*Your assignment*
Drop every picture, then repeat the records exactly.

Entries shown below:

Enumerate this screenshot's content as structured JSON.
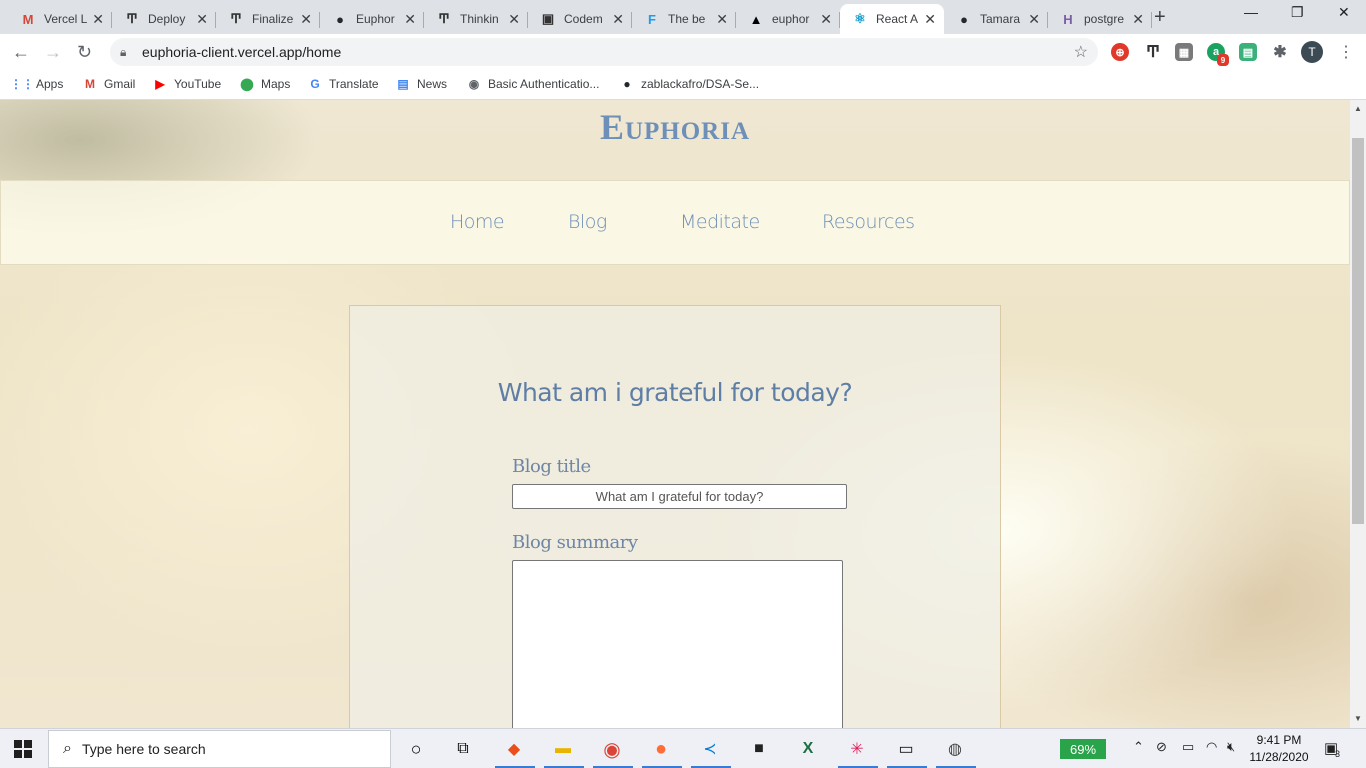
{
  "browser": {
    "tabs": [
      {
        "title": "Vercel L",
        "icon": "gmail-icon",
        "glyph": "M",
        "color": "#d44638",
        "active": false
      },
      {
        "title": "Deploy",
        "icon": "typora-icon",
        "glyph": "Ͳ",
        "color": "#333333",
        "active": false
      },
      {
        "title": "Finalize",
        "icon": "typora-icon",
        "glyph": "Ͳ",
        "color": "#333333",
        "active": false
      },
      {
        "title": "Euphor",
        "icon": "github-icon",
        "glyph": "●",
        "color": "#24292e",
        "active": false
      },
      {
        "title": "Thinkin",
        "icon": "typora-icon",
        "glyph": "Ͳ",
        "color": "#333333",
        "active": false
      },
      {
        "title": "Codem",
        "icon": "codementor-icon",
        "glyph": "▣",
        "color": "#333333",
        "active": false
      },
      {
        "title": "The be",
        "icon": "f-icon",
        "glyph": "F",
        "color": "#1a9cf0",
        "active": false
      },
      {
        "title": "euphor",
        "icon": "vercel-icon",
        "glyph": "▲",
        "color": "#000000",
        "active": false
      },
      {
        "title": "React A",
        "icon": "react-icon",
        "glyph": "⚛",
        "color": "#149eca",
        "active": true
      },
      {
        "title": "Tamara",
        "icon": "github-icon",
        "glyph": "●",
        "color": "#24292e",
        "active": false
      },
      {
        "title": "postgre",
        "icon": "heroku-icon",
        "glyph": "H",
        "color": "#7b5ea7",
        "active": false
      }
    ],
    "url": "euphoria-client.vercel.app/home",
    "profile_initial": "T",
    "ext_badge": "9",
    "bookmarks": [
      {
        "label": "Apps",
        "icon": "apps-grid-icon",
        "glyph": "⋮⋮",
        "color": "#4285f4"
      },
      {
        "label": "Gmail",
        "icon": "gmail-icon",
        "glyph": "M",
        "color": "#d44638"
      },
      {
        "label": "YouTube",
        "icon": "youtube-icon",
        "glyph": "▶",
        "color": "#ff0000"
      },
      {
        "label": "Maps",
        "icon": "maps-pin-icon",
        "glyph": "⬤",
        "color": "#34a853"
      },
      {
        "label": "Translate",
        "icon": "translate-icon",
        "glyph": "G",
        "color": "#4285f4"
      },
      {
        "label": "News",
        "icon": "news-icon",
        "glyph": "▤",
        "color": "#4285f4"
      },
      {
        "label": "Basic Authenticatio...",
        "icon": "globe-icon",
        "glyph": "◉",
        "color": "#5f6368"
      },
      {
        "label": "zablackafro/DSA-Se...",
        "icon": "github-icon",
        "glyph": "●",
        "color": "#24292e"
      }
    ]
  },
  "site": {
    "brand": "Euphoria",
    "nav": [
      "Home",
      "Blog",
      "Meditate",
      "Resources"
    ],
    "form": {
      "heading": "What am i grateful for today?",
      "title_label": "Blog title",
      "title_value": "What am I grateful for today?",
      "summary_label": "Blog summary",
      "summary_value": ""
    }
  },
  "taskbar": {
    "search_placeholder": "Type here to search",
    "battery": "69%",
    "time": "9:41 PM",
    "date": "11/28/2020",
    "notification_count": "3"
  }
}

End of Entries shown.

*Final answer*
Enumerate this screenshot's content as structured JSON.
{
  "browser": {
    "tabs": [
      {
        "title": "Vercel L",
        "icon": "gmail-icon",
        "glyph": "M",
        "color": "#d44638",
        "active": false
      },
      {
        "title": "Deploy",
        "icon": "typora-icon",
        "glyph": "Ͳ",
        "color": "#333333",
        "active": false
      },
      {
        "title": "Finalize",
        "icon": "typora-icon",
        "glyph": "Ͳ",
        "color": "#333333",
        "active": false
      },
      {
        "title": "Euphor",
        "icon": "github-icon",
        "glyph": "●",
        "color": "#24292e",
        "active": false
      },
      {
        "title": "Thinkin",
        "icon": "typora-icon",
        "glyph": "Ͳ",
        "color": "#333333",
        "active": false
      },
      {
        "title": "Codem",
        "icon": "codementor-icon",
        "glyph": "▣",
        "color": "#333333",
        "active": false
      },
      {
        "title": "The be",
        "icon": "f-icon",
        "glyph": "F",
        "color": "#1a9cf0",
        "active": false
      },
      {
        "title": "euphor",
        "icon": "vercel-icon",
        "glyph": "▲",
        "color": "#000000",
        "active": false
      },
      {
        "title": "React A",
        "icon": "react-icon",
        "glyph": "⚛",
        "color": "#149eca",
        "active": true
      },
      {
        "title": "Tamara",
        "icon": "github-icon",
        "glyph": "●",
        "color": "#24292e",
        "active": false
      },
      {
        "title": "postgre",
        "icon": "heroku-icon",
        "glyph": "H",
        "color": "#7b5ea7",
        "active": false
      }
    ],
    "url": "euphoria-client.vercel.app/home",
    "profile_initial": "T",
    "ext_badge": "9",
    "bookmarks": [
      {
        "label": "Apps",
        "icon": "apps-grid-icon",
        "glyph": "⋮⋮",
        "color": "#4285f4"
      },
      {
        "label": "Gmail",
        "icon": "gmail-icon",
        "glyph": "M",
        "color": "#d44638"
      },
      {
        "label": "YouTube",
        "icon": "youtube-icon",
        "glyph": "▶",
        "color": "#ff0000"
      },
      {
        "label": "Maps",
        "icon": "maps-pin-icon",
        "glyph": "⬤",
        "color": "#34a853"
      },
      {
        "label": "Translate",
        "icon": "translate-icon",
        "glyph": "G",
        "color": "#4285f4"
      },
      {
        "label": "News",
        "icon": "news-icon",
        "glyph": "▤",
        "color": "#4285f4"
      },
      {
        "label": "Basic Authenticatio...",
        "icon": "globe-icon",
        "glyph": "◉",
        "color": "#5f6368"
      },
      {
        "label": "zablackafro/DSA-Se...",
        "icon": "github-icon",
        "glyph": "●",
        "color": "#24292e"
      }
    ]
  },
  "site": {
    "brand": "Euphoria",
    "nav": [
      "Home",
      "Blog",
      "Meditate",
      "Resources"
    ],
    "form": {
      "heading": "What am i grateful for today?",
      "title_label": "Blog title",
      "title_value": "What am I grateful for today?",
      "summary_label": "Blog summary",
      "summary_value": ""
    }
  },
  "taskbar": {
    "search_placeholder": "Type here to search",
    "battery": "69%",
    "time": "9:41 PM",
    "date": "11/28/2020",
    "notification_count": "3"
  }
}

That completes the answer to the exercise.